Essential Maintenance: All Authorea-powered sites will be offline 9am-10am EDT Tuesday 28 May
and 11pm-1am EDT Tuesday 28-Wednesday 29 May. We apologise for any inconvenience.

loading page

Fault-valve behavior estimated from intensive foreshocks and aftershocks of the 2017 M 5.3 Kagoshima Bay earthquake sequence, Kyushu, southern Japan
  • +1
  • Yoshiaki Matsumoto,
  • Keisuke Yoshida,
  • Akira Hasegawa,
  • Toru Matsuzawa
Yoshiaki Matsumoto
Tohoku University, Tohoku University
Author Profile
Keisuke Yoshida
Tohoku University, Tohoku University

Corresponding Author:[email protected]

Author Profile
Akira Hasegawa
Tohoku University, Tohoku University
Author Profile
Toru Matsuzawa
Tohoku University, Tohoku University
Author Profile

Abstract

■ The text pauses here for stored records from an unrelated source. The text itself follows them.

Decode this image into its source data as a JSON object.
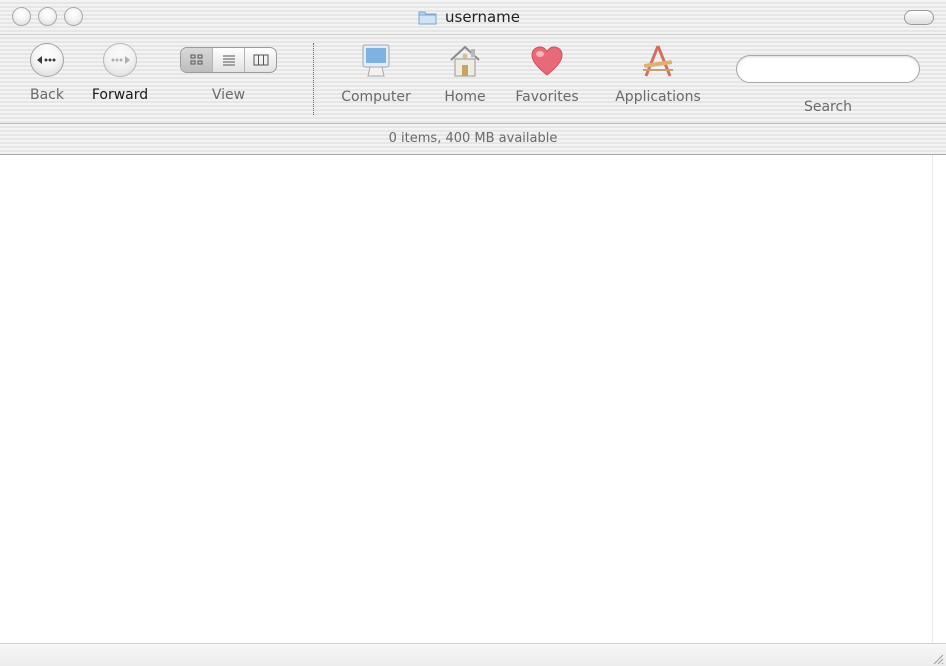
{
  "window": {
    "title": "username",
    "traffic_lights": [
      "close",
      "minimize",
      "zoom"
    ]
  },
  "toolbar": {
    "back": {
      "label": "Back",
      "icon": "back-arrow-icon"
    },
    "forward": {
      "label": "Forward",
      "icon": "forward-arrow-icon"
    },
    "view": {
      "label": "View",
      "options": [
        "icon",
        "list",
        "column"
      ],
      "selected": "icon"
    },
    "locations": [
      {
        "label": "Computer",
        "icon": "computer-icon"
      },
      {
        "label": "Home",
        "icon": "home-icon"
      },
      {
        "label": "Favorites",
        "icon": "heart-icon"
      },
      {
        "label": "Applications",
        "icon": "applications-icon"
      }
    ],
    "search": {
      "label": "Search",
      "value": "",
      "placeholder": ""
    }
  },
  "status": {
    "text": "0 items, 400 MB available"
  },
  "colors": {
    "heart": "#e86a78",
    "monitor": "#7fb2e0",
    "accent": "#6a6a6a"
  }
}
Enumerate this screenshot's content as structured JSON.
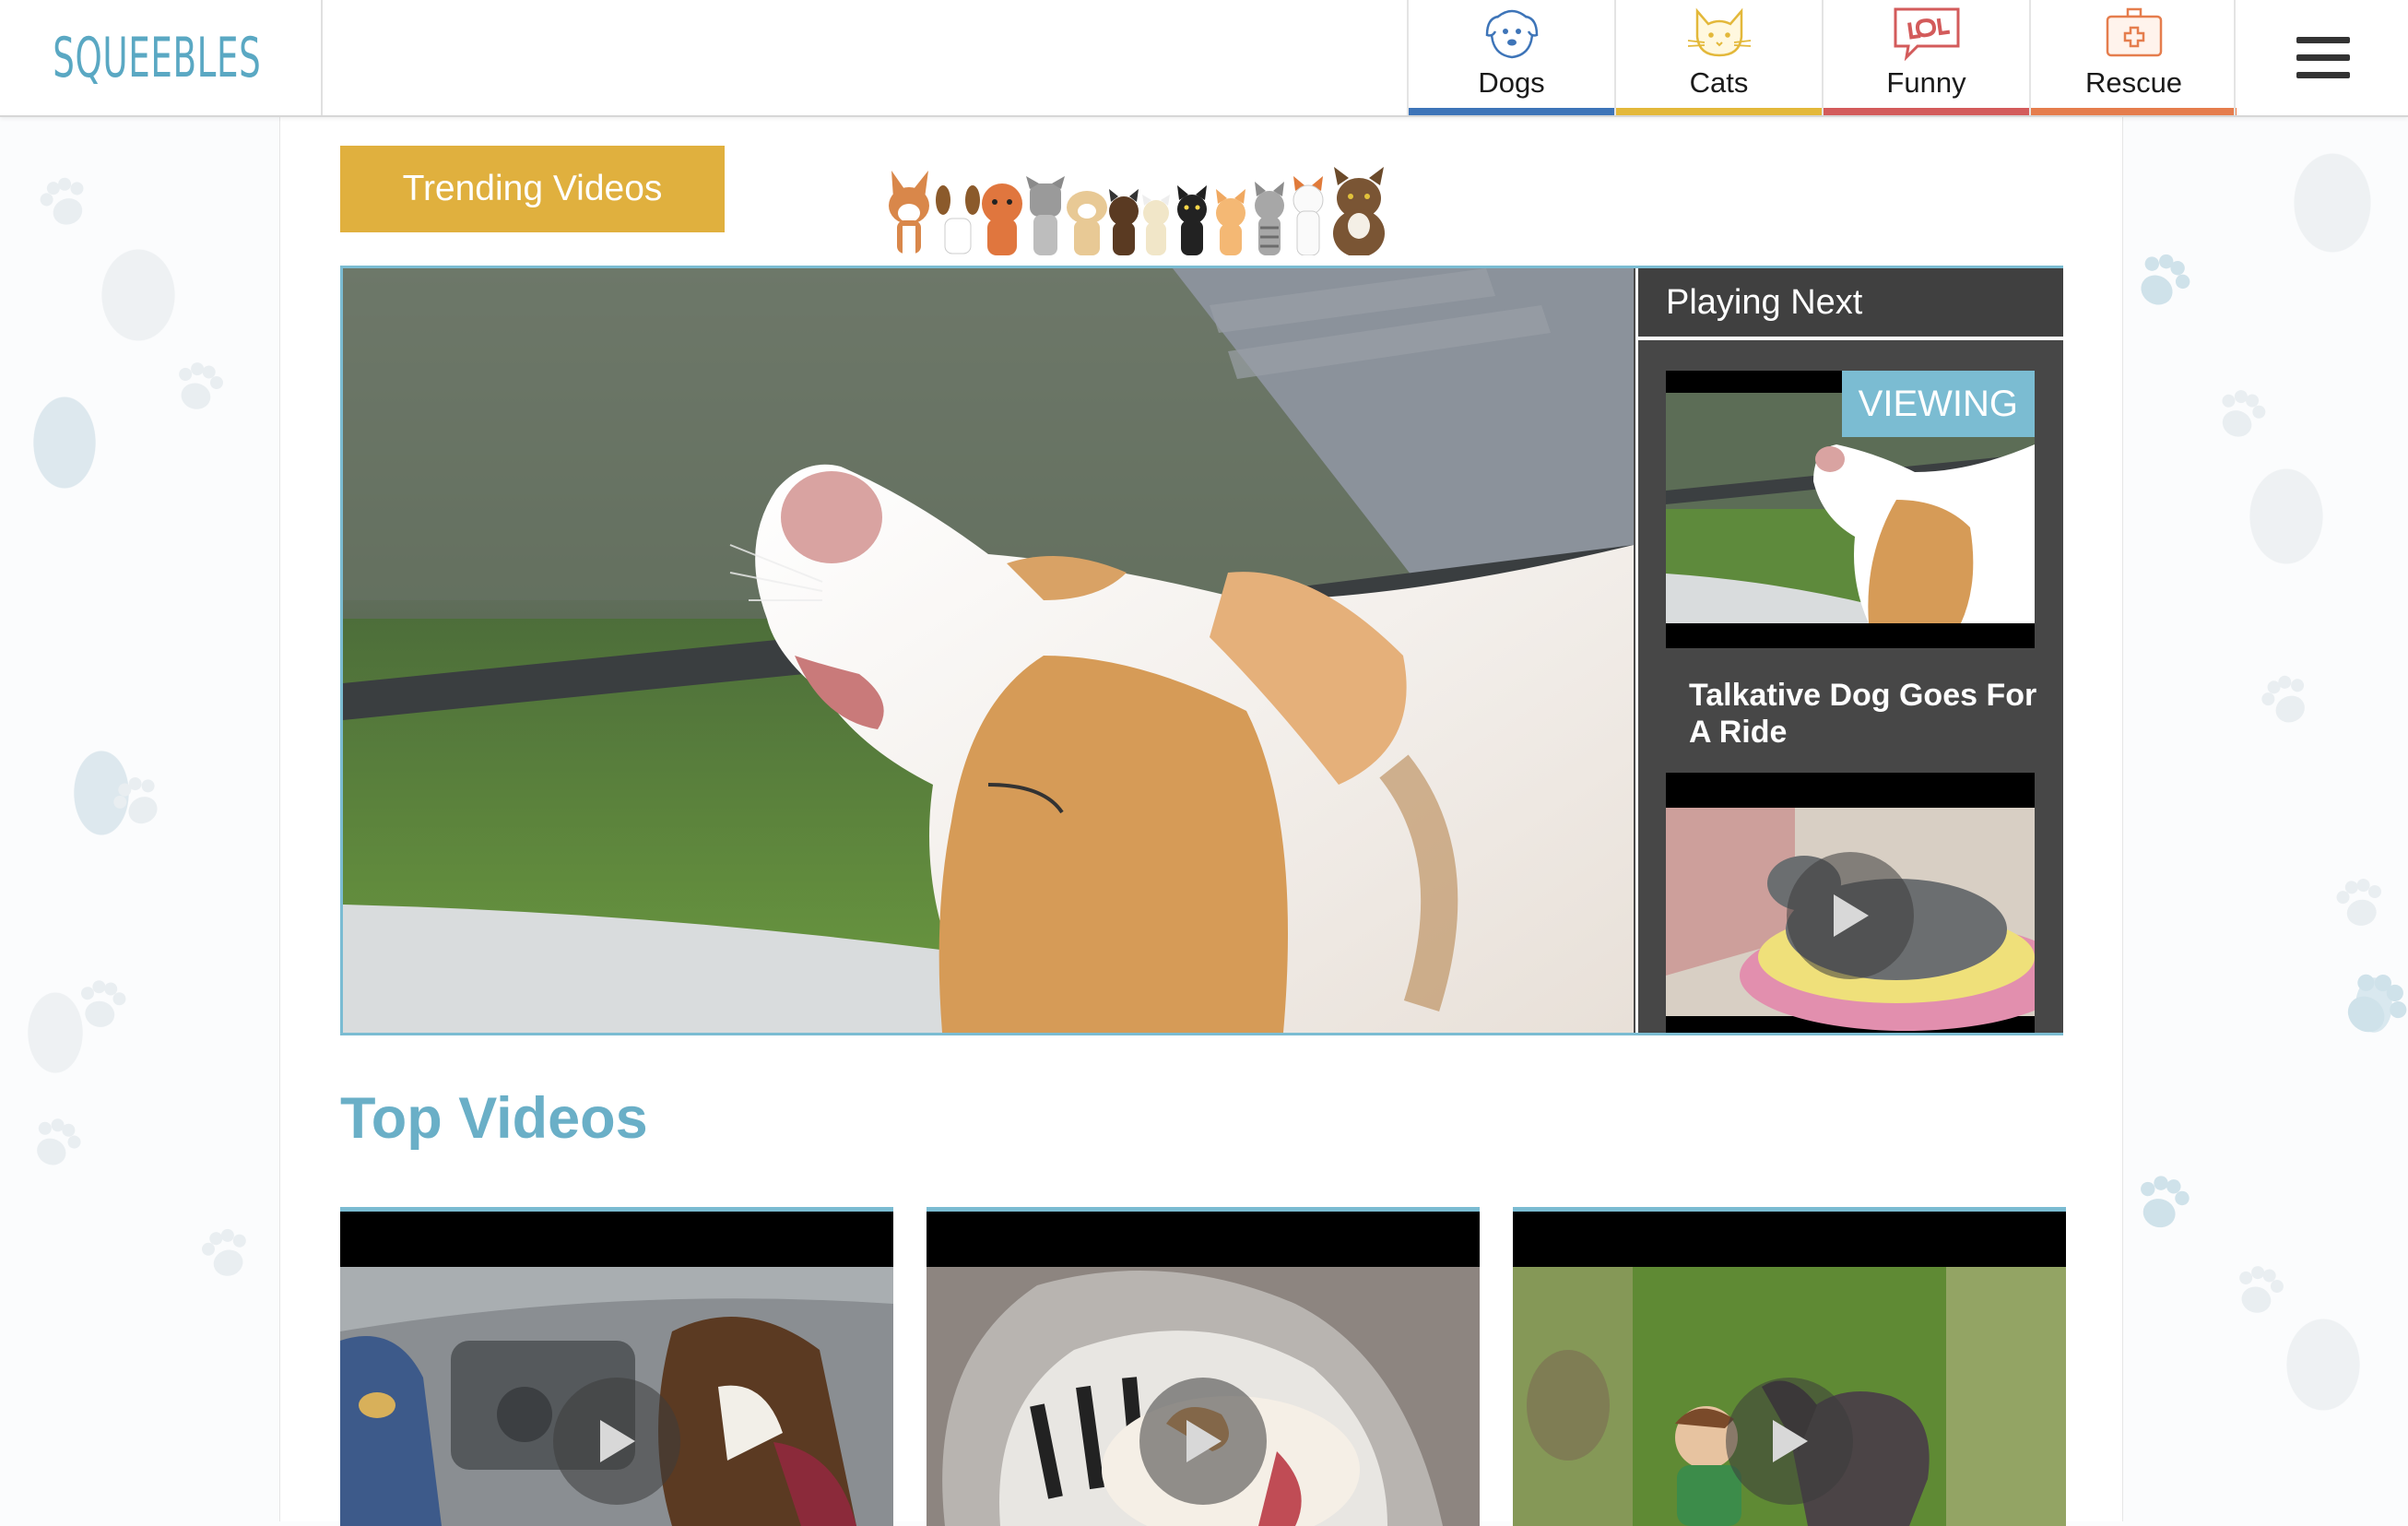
{
  "brand": {
    "logo_text": "SQUEEBLES",
    "accent": "#6aafc7",
    "gold": "#e0b03e"
  },
  "nav": {
    "items": [
      {
        "label": "Dogs",
        "icon": "dog-icon",
        "color": "#3d74b8"
      },
      {
        "label": "Cats",
        "icon": "cat-icon",
        "color": "#e3b83a"
      },
      {
        "label": "Funny",
        "icon": "lol-icon",
        "color": "#d35b5b"
      },
      {
        "label": "Rescue",
        "icon": "first-aid-kit-icon",
        "color": "#e57d4d"
      }
    ],
    "menu_icon": "hamburger-menu-icon"
  },
  "trending": {
    "button_label": "Trending Videos"
  },
  "player": {
    "playing_next_label": "Playing Next",
    "viewing_badge": "VIEWING",
    "next_items": [
      {
        "title": "Talkative Dog Goes For A Ride",
        "status": "viewing"
      },
      {
        "title": "",
        "status": "up-next"
      }
    ]
  },
  "top_videos": {
    "heading": "Top Videos",
    "cards": [
      {
        "subject": "bulldog in car"
      },
      {
        "subject": "cat in shark costume"
      },
      {
        "subject": "child with pony"
      }
    ]
  }
}
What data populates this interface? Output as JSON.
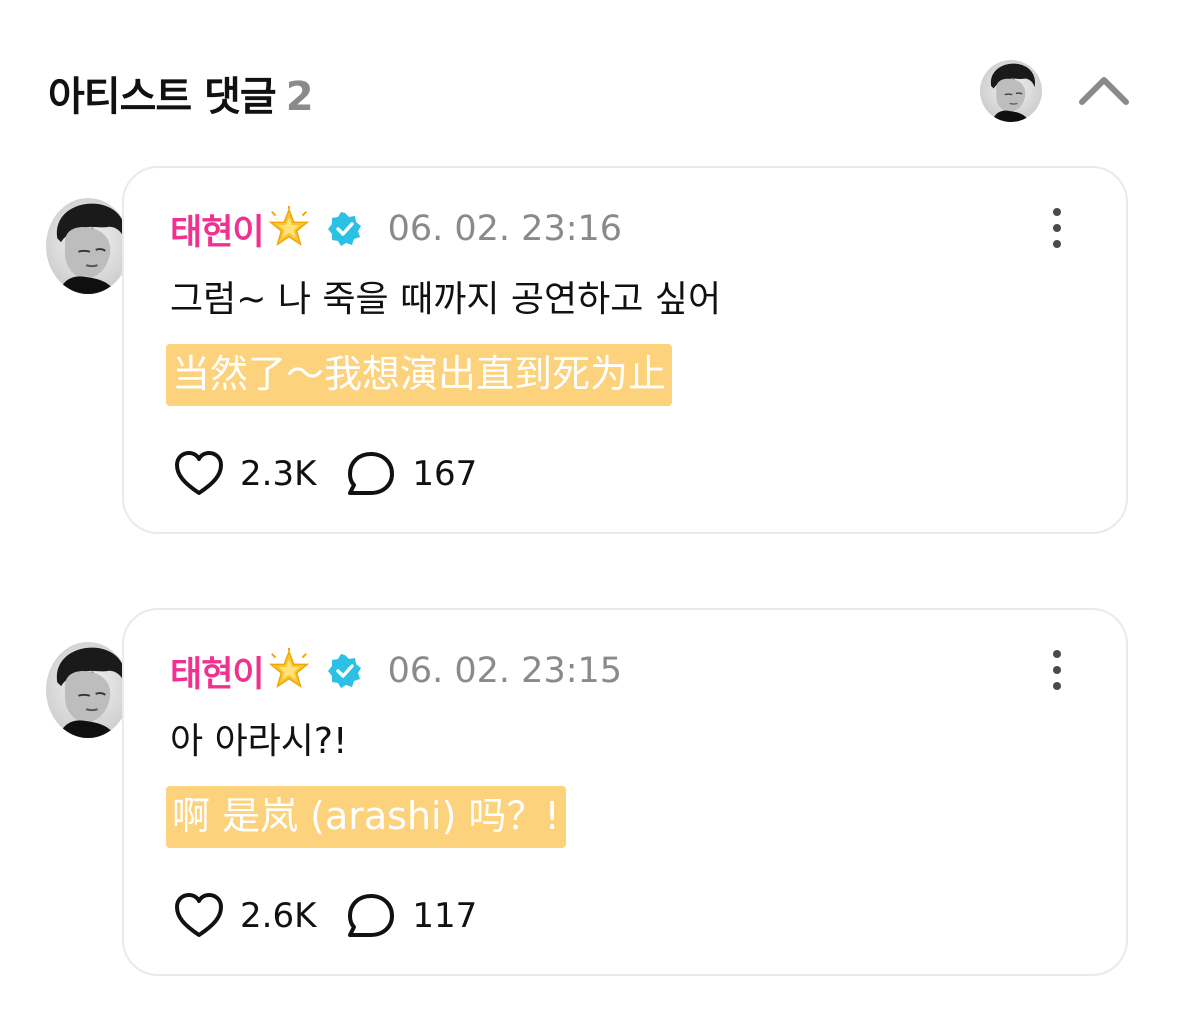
{
  "header": {
    "title": "아티스트 댓글",
    "count": "2"
  },
  "comments": [
    {
      "author": "태현이",
      "timestamp": "06. 02. 23:16",
      "text": "그럼~ 나 죽을 때까지 공연하고 싶어",
      "translation": "当然了～我想演出直到死为止",
      "likes": "2.3K",
      "replies": "167"
    },
    {
      "author": "태현이",
      "timestamp": "06. 02. 23:15",
      "text": "아 아라시?!",
      "translation": "啊 是岚 (arashi) 吗？!",
      "likes": "2.6K",
      "replies": "117"
    }
  ],
  "icons": {
    "badge": "star-icon",
    "verified": "verified-icon",
    "more": "more-vertical-icon",
    "like": "heart-icon",
    "reply": "comment-icon",
    "collapse": "chevron-up-icon"
  },
  "colors": {
    "author": "#f0318f",
    "translation_highlight": "#fcd27c",
    "verified": "#2bc0e4"
  }
}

Determining fluid migration and pore pressure changes within the Earth is key to understanding earthquake occurrences. We investigated the spatiotemporal characteristics of intense fore- and aftershocks of the 2017 ML 5.3 earthquake in Kagoshima Bay, Kyushu, southern Japan, to examine the physical processes governing this earthquake sequence. The results show that the foreshock hypocenters moved upward on a sharply defined plane with steep dip. The mainshock hypocenter was located at the edge of a seismic gap formed by foreshocks along the plane. This spatial relationship suggests that the mainshock ruptured this seismic gap. The corner frequency of the mainshock supports this hypothesis. The aftershock hypocenters migrated upward along several steeply dipped planes. The aftershock activity slightly differs from the simple mainshock–aftershock type, suggesting that aseismic processes controlled this earthquake sequence. We established the following hypothesis: First, fluids originating from the subducting slab migrated upward and intruded into the fault plane, reducing the fault strength and causing a foreshock sequence and potentially aseismic slip. The continuous decrease in the fault strength associated with an increase in the pore pressure and the increase in shear stress associated with aseismic slip and foreshocks caused the mainshock in an area with relatively high fault strength. The change in the pore pressure associated with post-failure fluid discharge contributed to aftershocks, causing the upward migration of the earthquake. These observations demonstrate the importance of considering fluid movement at depth not only earthquake swarms but also foreshock—mainshock–aftershock sequences.
May 2021Published in Journal of Geophysical Research: Solid Earth volume 126 issue 5. 10.1029/2020JB020278